The threat of orbital debris – especially from a collision fragment standpoint – has been known for some time, such as via the 2005 “Assessment of the Current LEO Environment” study, which was cited in the ADR presentation.
“A major study (using NASA’s LEGEND model) on the debris environment was conducted in 2005. The current debris population in the LEO region has reached the point where the environment is unstable and collisions will become the most dominant debris-generating mechanism in the future.
“Only remediation of the near-Earth environment the removal of existing large objects from orbit can prevent future problems for research in and commercialization of space.”
As to the design of a spacecraft capable of sweeping up the large pieces of debris, no real details are forthcoming at this stage of the project.
However, some basic ground rules – and questions to be worked on – are noted, such as the need for the system “repeatability” – thus avoiding the need to launch the spacecraft for the removal of each piece of debris.
“Operations/Technology Challenges: Launch Single-object removal per launch is not feasible from cost perspective. Propulsion: Solid, liquid, others (plasma, tether, etc.)? Precision Tracking: Ground or space-based? Stabilization (of the tumbling targets): Physical or non-physical? Rendezvous: Autonomous and non-cooperative? Capture: Physical (where, how) or non-physical (how)? Deorbit: When, where?
“Other requirements: Affordable cost. Repeatability of the removal system (in space).”
The next steps are also listed, NASA centric for the utilization of engineers from their skills and capability standpoint.
“Determine level of MOD support for this activity. Suggest modest support from within MOD CS/Contractor workforce over the next few months. Identify additional funding opportunities to develop an ADR implementation plan/CONOPS. JSC IR&D. Center Management through JSC Executive Council.
“Identify areas where JSC (1) can lead/support, (2), should lead/support, and (3) is in a unique position to lead/support future ADR activities.”
With NASA’s future still somewhat in limbo, as political efforts are made to stabilize the appropriations of funding outlined in the passed Senate bill – which refined President Obama’s FY2011 budget proposal – the project is likely to remain at the study level for some time.
However, the National Space Policy of the United States of America (28 June 2010) – as referenced in the ADR presentation – does provide some ammunition for taking the project forward.
“Preserving the Space Environment and the Responsible Use of Space: Preserve the Space Environment. For the purposes of minimizing debris and preserving the space environment for the responsible, peaceful, and safe use of all users, the United States shall:
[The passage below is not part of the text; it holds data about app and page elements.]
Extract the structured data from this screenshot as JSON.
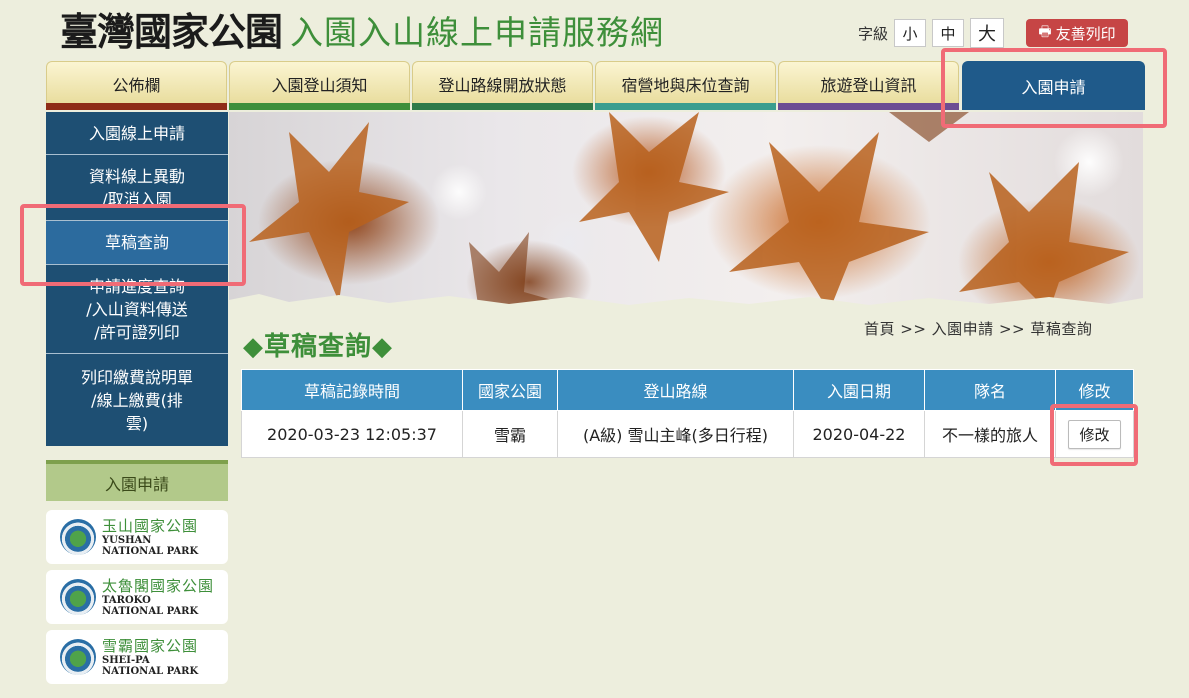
{
  "header": {
    "logo_text": "臺灣國家公園",
    "site_title": "入園入山線上申請服務網",
    "font_size_label": "字級",
    "font_sizes": [
      "小",
      "中",
      "大"
    ],
    "print_label": "友善列印"
  },
  "nav": {
    "tabs": [
      {
        "label": "公佈欄",
        "bar": "#8f2c17"
      },
      {
        "label": "入園登山須知",
        "bar": "#3e8f3a"
      },
      {
        "label": "登山路線開放狀態",
        "bar": "#2f7a4a"
      },
      {
        "label": "宿營地與床位查詢",
        "bar": "#3a9d8f"
      },
      {
        "label": "旅遊登山資訊",
        "bar": "#6c4d93"
      },
      {
        "label": "入園申請",
        "bar": "#1f5a8a"
      }
    ]
  },
  "sidebar": {
    "items": [
      {
        "lines": [
          "入園線上申請"
        ]
      },
      {
        "lines": [
          "資料線上異動",
          "/取消入園"
        ]
      },
      {
        "lines": [
          "草稿查詢"
        ]
      },
      {
        "lines": [
          "申請進度查詢",
          "/入山資料傳送",
          "/許可證列印"
        ]
      },
      {
        "lines": [
          "列印繳費說明單",
          "/線上繳費(排",
          "雲)"
        ]
      }
    ],
    "section_title": "入園申請",
    "parks": [
      {
        "zh": "玉山國家公園",
        "en1": "YUSHAN",
        "en2": "NATIONAL PARK"
      },
      {
        "zh": "太魯閣國家公園",
        "en1": "TAROKO",
        "en2": "NATIONAL PARK"
      },
      {
        "zh": "雪霸國家公園",
        "en1": "SHEI-PA",
        "en2": "NATIONAL PARK"
      }
    ]
  },
  "main": {
    "title": "◆草稿查詢◆",
    "breadcrumb": "首頁 >> 入園申請 >> 草稿查詢",
    "table": {
      "headers": [
        "草稿記錄時間",
        "國家公園",
        "登山路線",
        "入園日期",
        "隊名",
        "修改"
      ],
      "rows": [
        [
          "2020-03-23 12:05:37",
          "雪霸",
          "(A級) 雪山主峰(多日行程)",
          "2020-04-22",
          "不一樣的旅人"
        ]
      ],
      "edit_label": "修改"
    }
  },
  "colors": {
    "primary": "#1f5a8a",
    "accent_green": "#3e8f3a",
    "highlight": "#f06b76",
    "table_header": "#3a8dc0"
  }
}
“Pursue research and development of technologies and techniques, through the Administrator of the National Aeronautics and Space Administration (NASA) and the Secretary of Defense, to mitigate and remove on-orbit debris, reduce hazards, and increase understanding of the current and future debris environment.”
(Images – All via the ADR presentation (L2), with the MMOD strike image via L2).